Monday, November 24, 2014

Tips and Techniques on the Rules of Grammar

Many non-native English speakers admit that they have a hard time studying the English language. First, the English language has a very broad vocabulary. Words can be synonymous to one another but should be used appropriately in sentences. Second, the sentence structure is different. Finally, the grammar rules are quite a handful that it will take years for one to understand each rule. Indeed, learning English can be tough and challenging. People spend months and even years to be very well at it.

Here is a guide on non-native English speakers on how they can improve their skills in the English language through studying the English grammar.

1. Know the 8 parts of speech. Each part of speech plays a vital role in creating logical sentences. You have to know which word modifies which word to make a grammatically correct sentence. As a review, the eight parts of speech include the following: nouns, pronouns, verbs, adjectives, adverbs, conjunctions, prepositions, and interjections.
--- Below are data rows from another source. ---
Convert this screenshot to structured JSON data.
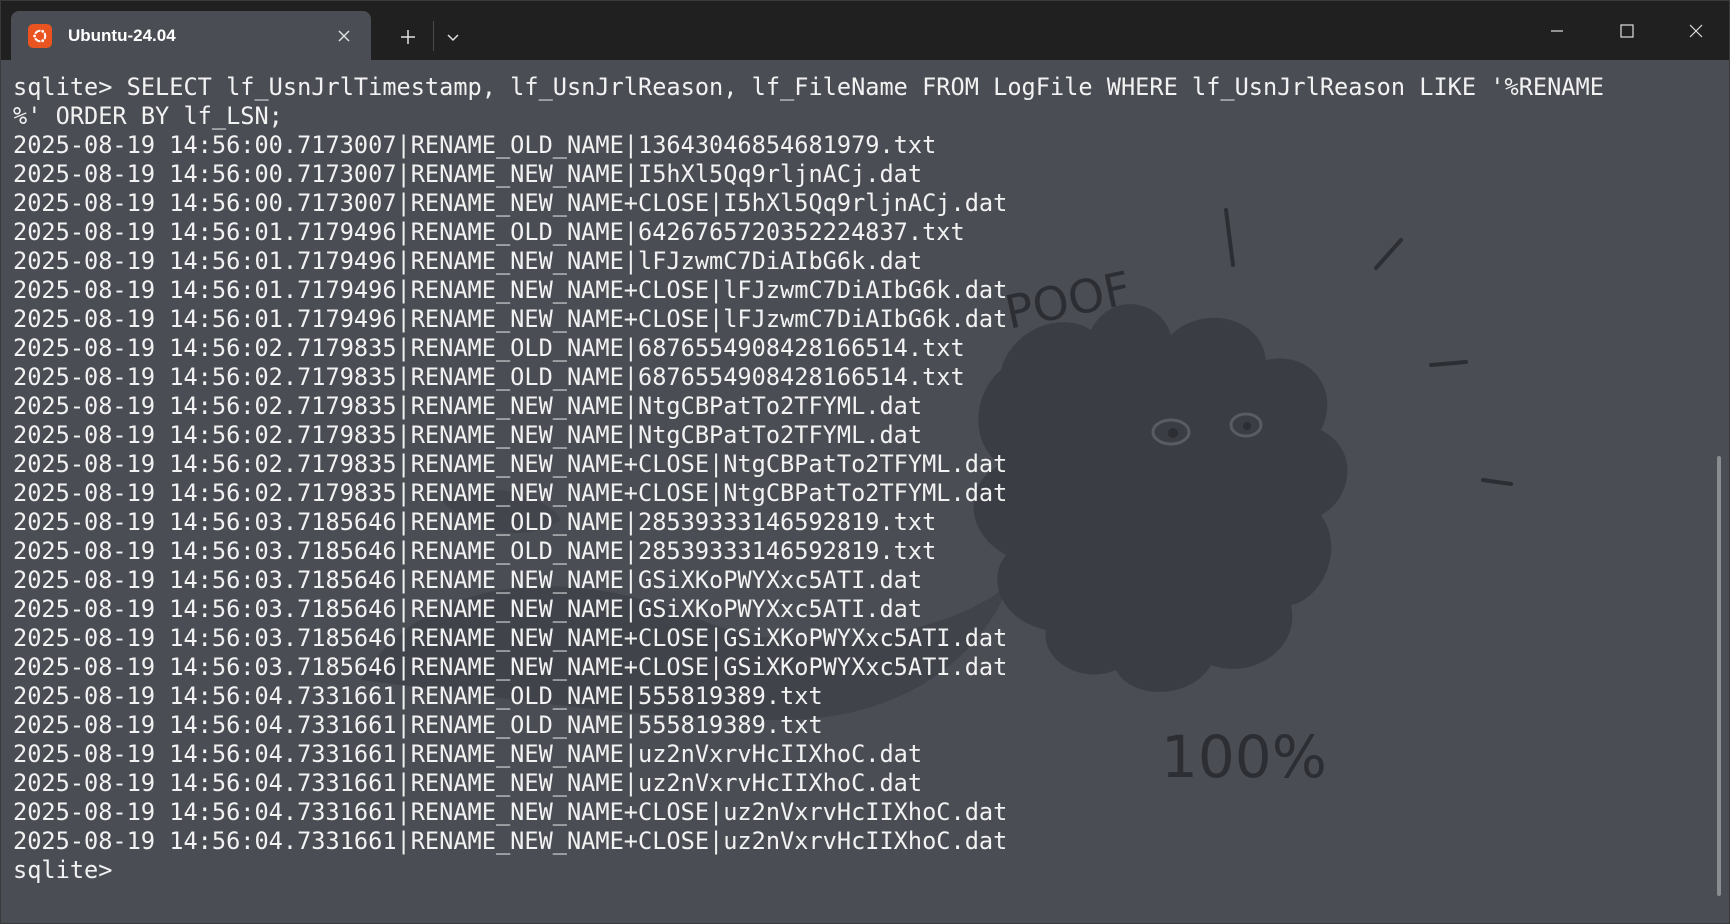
{
  "tab": {
    "title": "Ubuntu-24.04",
    "icon": "ubuntu-logo-icon",
    "accent": "#e95420"
  },
  "background_art": {
    "texts": [
      "POOF",
      "100%"
    ]
  },
  "terminal": {
    "lines": [
      "sqlite> SELECT lf_UsnJrlTimestamp, lf_UsnJrlReason, lf_FileName FROM LogFile WHERE lf_UsnJrlReason LIKE '%RENAME",
      "%' ORDER BY lf_LSN;",
      "2025-08-19 14:56:00.7173007|RENAME_OLD_NAME|13643046854681979.txt",
      "2025-08-19 14:56:00.7173007|RENAME_NEW_NAME|I5hXl5Qq9rljnACj.dat",
      "2025-08-19 14:56:00.7173007|RENAME_NEW_NAME+CLOSE|I5hXl5Qq9rljnACj.dat",
      "2025-08-19 14:56:01.7179496|RENAME_OLD_NAME|6426765720352224837.txt",
      "2025-08-19 14:56:01.7179496|RENAME_NEW_NAME|lFJzwmC7DiAIbG6k.dat",
      "2025-08-19 14:56:01.7179496|RENAME_NEW_NAME+CLOSE|lFJzwmC7DiAIbG6k.dat",
      "2025-08-19 14:56:01.7179496|RENAME_NEW_NAME+CLOSE|lFJzwmC7DiAIbG6k.dat",
      "2025-08-19 14:56:02.7179835|RENAME_OLD_NAME|6876554908428166514.txt",
      "2025-08-19 14:56:02.7179835|RENAME_OLD_NAME|6876554908428166514.txt",
      "2025-08-19 14:56:02.7179835|RENAME_NEW_NAME|NtgCBPatTo2TFYML.dat",
      "2025-08-19 14:56:02.7179835|RENAME_NEW_NAME|NtgCBPatTo2TFYML.dat",
      "2025-08-19 14:56:02.7179835|RENAME_NEW_NAME+CLOSE|NtgCBPatTo2TFYML.dat",
      "2025-08-19 14:56:02.7179835|RENAME_NEW_NAME+CLOSE|NtgCBPatTo2TFYML.dat",
      "2025-08-19 14:56:03.7185646|RENAME_OLD_NAME|28539333146592819.txt",
      "2025-08-19 14:56:03.7185646|RENAME_OLD_NAME|28539333146592819.txt",
      "2025-08-19 14:56:03.7185646|RENAME_NEW_NAME|GSiXKoPWYXxc5ATI.dat",
      "2025-08-19 14:56:03.7185646|RENAME_NEW_NAME|GSiXKoPWYXxc5ATI.dat",
      "2025-08-19 14:56:03.7185646|RENAME_NEW_NAME+CLOSE|GSiXKoPWYXxc5ATI.dat",
      "2025-08-19 14:56:03.7185646|RENAME_NEW_NAME+CLOSE|GSiXKoPWYXxc5ATI.dat",
      "2025-08-19 14:56:04.7331661|RENAME_OLD_NAME|555819389.txt",
      "2025-08-19 14:56:04.7331661|RENAME_OLD_NAME|555819389.txt",
      "2025-08-19 14:56:04.7331661|RENAME_NEW_NAME|uz2nVxrvHcIIXhoC.dat",
      "2025-08-19 14:56:04.7331661|RENAME_NEW_NAME|uz2nVxrvHcIIXhoC.dat",
      "2025-08-19 14:56:04.7331661|RENAME_NEW_NAME+CLOSE|uz2nVxrvHcIIXhoC.dat",
      "2025-08-19 14:56:04.7331661|RENAME_NEW_NAME+CLOSE|uz2nVxrvHcIIXhoC.dat",
      "sqlite> "
    ]
  }
}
2. Study the five basic sentence patterns. Good sentences are constructed through these patterns. Remember the verbs that need an object and those who do not. The 5 basic English patterns are:

  • Subject – Verb
  • Subject – Verb – Complement
  • Subject – Verb – Object
  • Subject – Verb – Indirect Object – Direct Object
  • Subject – Verb – Object – Object Complement

3. Use pronouns correctly. They should agree in number, case, and gender. Always remember to have their antecedents in the sentences to avoid confusion.

4. Tenses are very important. You have to know the time when the action happens, happened or will happen. The consistency of the tenses is a huge factor in your responses.

5. Use the active and the passive voices correctly. Do not stick to one voice of verb in your responses. Create sentences that utilizes both and you will see the big difference.

6. Be careful with run-on sentences. Make sure that you make compound sentences with a comma and a coordinating conjunction (for, and, not, but, or, yet, so).

7. Fragments should be avoided both in speaking and writing. Write full sentences with a subject and a verb.

8. Misplaced modifiers are usual mistakes. Modifiers should be placed near the noun or words that they modify.

9. Dangling modifiers happen if there is no noun to be modified. Check sentences making sure that modifiers have their nouns being modified.

10. There are a lot of prepositions in the English language. It could be pretty hard to memorize all the rules; however, one trick is to be familiar with their usage.

11. Punctuations should be used accordingly. Commas and periods are the most commonly used punctuations; hence, learners of the English language should know the rules on these two.

12. Tag questions are usually used in speaking. Anyone should remember that a positive sentence gets a negative and vice versa.

13. Phrasal verbs are a combination of verbs and prepositions that create a different meaning when used together. For example, take off can mean remove something or a plane starting to ascend. They have a number of meanings, so knowing them will come in handy in writing and speaking responses.

14. Parallelism is commonly overlooked in making sentences. Unparallel sentences sound okay, but they are generally wrong for not being balanced. This is needed to be revised in essays or any writing output.

15. Subject and verb agreement. Always bear in mind that a singular subject takes a singular verb. Be sure to find the subject in the sentence. Know if it’s singular or plural, then creating a verb for that will not be that difficult.

The English grammar may seem complicated if a student’s mind is prejudiced with its complexity. Learners should understand that English is easy with the right knowledge and constant application of the rules in grammar.